**What you have to do**.
What you should output is the data below, unchanged in every character.

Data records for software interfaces
= = = =

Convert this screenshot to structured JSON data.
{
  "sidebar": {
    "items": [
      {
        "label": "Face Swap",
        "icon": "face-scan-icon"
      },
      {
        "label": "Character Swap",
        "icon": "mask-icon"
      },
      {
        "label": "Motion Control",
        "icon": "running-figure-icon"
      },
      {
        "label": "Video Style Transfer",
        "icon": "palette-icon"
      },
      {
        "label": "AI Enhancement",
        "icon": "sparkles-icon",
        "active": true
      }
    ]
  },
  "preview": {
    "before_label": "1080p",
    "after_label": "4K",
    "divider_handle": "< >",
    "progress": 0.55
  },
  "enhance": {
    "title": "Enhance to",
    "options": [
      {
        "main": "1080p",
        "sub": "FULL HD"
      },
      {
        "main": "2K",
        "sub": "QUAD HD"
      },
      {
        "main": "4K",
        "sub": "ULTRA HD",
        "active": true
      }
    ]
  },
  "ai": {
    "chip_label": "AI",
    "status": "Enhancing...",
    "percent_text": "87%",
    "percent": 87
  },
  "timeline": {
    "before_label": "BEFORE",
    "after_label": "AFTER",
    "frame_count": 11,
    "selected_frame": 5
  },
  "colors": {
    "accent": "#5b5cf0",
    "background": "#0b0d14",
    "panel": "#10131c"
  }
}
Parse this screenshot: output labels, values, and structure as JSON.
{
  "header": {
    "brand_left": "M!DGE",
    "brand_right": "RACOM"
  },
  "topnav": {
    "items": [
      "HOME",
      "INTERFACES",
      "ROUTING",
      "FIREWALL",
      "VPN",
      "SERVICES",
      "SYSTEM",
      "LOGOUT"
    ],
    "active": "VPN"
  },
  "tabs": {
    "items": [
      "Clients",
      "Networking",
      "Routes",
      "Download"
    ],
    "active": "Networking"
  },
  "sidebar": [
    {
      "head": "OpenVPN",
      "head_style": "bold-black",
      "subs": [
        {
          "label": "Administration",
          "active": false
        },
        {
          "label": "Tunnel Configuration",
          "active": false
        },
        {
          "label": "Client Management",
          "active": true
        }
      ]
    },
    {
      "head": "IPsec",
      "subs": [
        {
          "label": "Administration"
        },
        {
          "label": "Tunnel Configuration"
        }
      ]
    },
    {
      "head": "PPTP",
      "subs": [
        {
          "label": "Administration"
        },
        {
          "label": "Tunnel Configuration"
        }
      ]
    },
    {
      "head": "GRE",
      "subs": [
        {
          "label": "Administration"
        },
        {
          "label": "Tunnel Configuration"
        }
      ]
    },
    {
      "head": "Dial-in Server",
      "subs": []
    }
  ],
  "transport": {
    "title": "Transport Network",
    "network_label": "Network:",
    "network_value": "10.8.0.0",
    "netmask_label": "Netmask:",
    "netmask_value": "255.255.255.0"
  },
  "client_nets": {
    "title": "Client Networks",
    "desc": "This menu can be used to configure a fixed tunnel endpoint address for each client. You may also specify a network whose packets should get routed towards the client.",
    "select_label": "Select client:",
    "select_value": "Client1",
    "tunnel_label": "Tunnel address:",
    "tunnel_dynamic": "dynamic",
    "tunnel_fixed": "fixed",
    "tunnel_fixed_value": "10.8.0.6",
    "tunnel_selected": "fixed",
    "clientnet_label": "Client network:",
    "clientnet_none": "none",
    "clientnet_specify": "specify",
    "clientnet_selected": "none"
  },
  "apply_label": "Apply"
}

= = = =

**Exercise result**.
Convert this screenshot to structured JSON data.
{
  "sidebar": {
    "items": [
      {
        "label": "Face Swap",
        "icon": "face-scan-icon"
      },
      {
        "label": "Character Swap",
        "icon": "mask-icon"
      },
      {
        "label": "Motion Control",
        "icon": "running-figure-icon"
      },
      {
        "label": "Video Style Transfer",
        "icon": "palette-icon"
      },
      {
        "label": "AI Enhancement",
        "icon": "sparkles-icon",
        "active": true
      }
    ]
  },
  "preview": {
    "before_label": "1080p",
    "after_label": "4K",
    "divider_handle": "< >",
    "progress": 0.55
  },
  "enhance": {
    "title": "Enhance to",
    "options": [
      {
        "main": "1080p",
        "sub": "FULL HD"
      },
      {
        "main": "2K",
        "sub": "QUAD HD"
      },
      {
        "main": "4K",
        "sub": "ULTRA HD",
        "active": true
      }
    ]
  },
  "ai": {
    "chip_label": "AI",
    "status": "Enhancing...",
    "percent_text": "87%",
    "percent": 87
  },
  "timeline": {
    "before_label": "BEFORE",
    "after_label": "AFTER",
    "frame_count": 11,
    "selected_frame": 5
  },
  "colors": {
    "accent": "#5b5cf0",
    "background": "#0b0d14",
    "panel": "#10131c"
  }
}
Parse this screenshot: output labels, values, and structure as JSON.
{
  "header": {
    "brand_left": "M!DGE",
    "brand_right": "RACOM"
  },
  "topnav": {
    "items": [
      "HOME",
      "INTERFACES",
      "ROUTING",
      "FIREWALL",
      "VPN",
      "SERVICES",
      "SYSTEM",
      "LOGOUT"
    ],
    "active": "VPN"
  },
  "tabs": {
    "items": [
      "Clients",
      "Networking",
      "Routes",
      "Download"
    ],
    "active": "Networking"
  },
  "sidebar": [
    {
      "head": "OpenVPN",
      "head_style": "bold-black",
      "subs": [
        {
          "label": "Administration",
          "active": false
        },
        {
          "label": "Tunnel Configuration",
          "active": false
        },
        {
          "label": "Client Management",
          "active": true
        }
      ]
    },
    {
      "head": "IPsec",
      "subs": [
        {
          "label": "Administration"
        },
        {
          "label": "Tunnel Configuration"
        }
      ]
    },
    {
      "head": "PPTP",
      "subs": [
        {
          "label": "Administration"
        },
        {
          "label": "Tunnel Configuration"
        }
      ]
    },
    {
      "head": "GRE",
      "subs": [
        {
          "label": "Administration"
        },
        {
          "label": "Tunnel Configuration"
        }
      ]
    },
    {
      "head": "Dial-in Server",
      "subs": []
    }
  ],
  "transport": {
    "title": "Transport Network",
    "network_label": "Network:",
    "network_value": "10.8.0.0",
    "netmask_label": "Netmask:",
    "netmask_value": "255.255.255.0"
  },
  "client_nets": {
    "title": "Client Networks",
    "desc": "This menu can be used to configure a fixed tunnel endpoint address for each client. You may also specify a network whose packets should get routed towards the client.",
    "select_label": "Select client:",
    "select_value": "Client1",
    "tunnel_label": "Tunnel address:",
    "tunnel_dynamic": "dynamic",
    "tunnel_fixed": "fixed",
    "tunnel_fixed_value": "10.8.0.6",
    "tunnel_selected": "fixed",
    "clientnet_label": "Client network:",
    "clientnet_none": "none",
    "clientnet_specify": "specify",
    "clientnet_selected": "none"
  },
  "apply_label": "Apply"
}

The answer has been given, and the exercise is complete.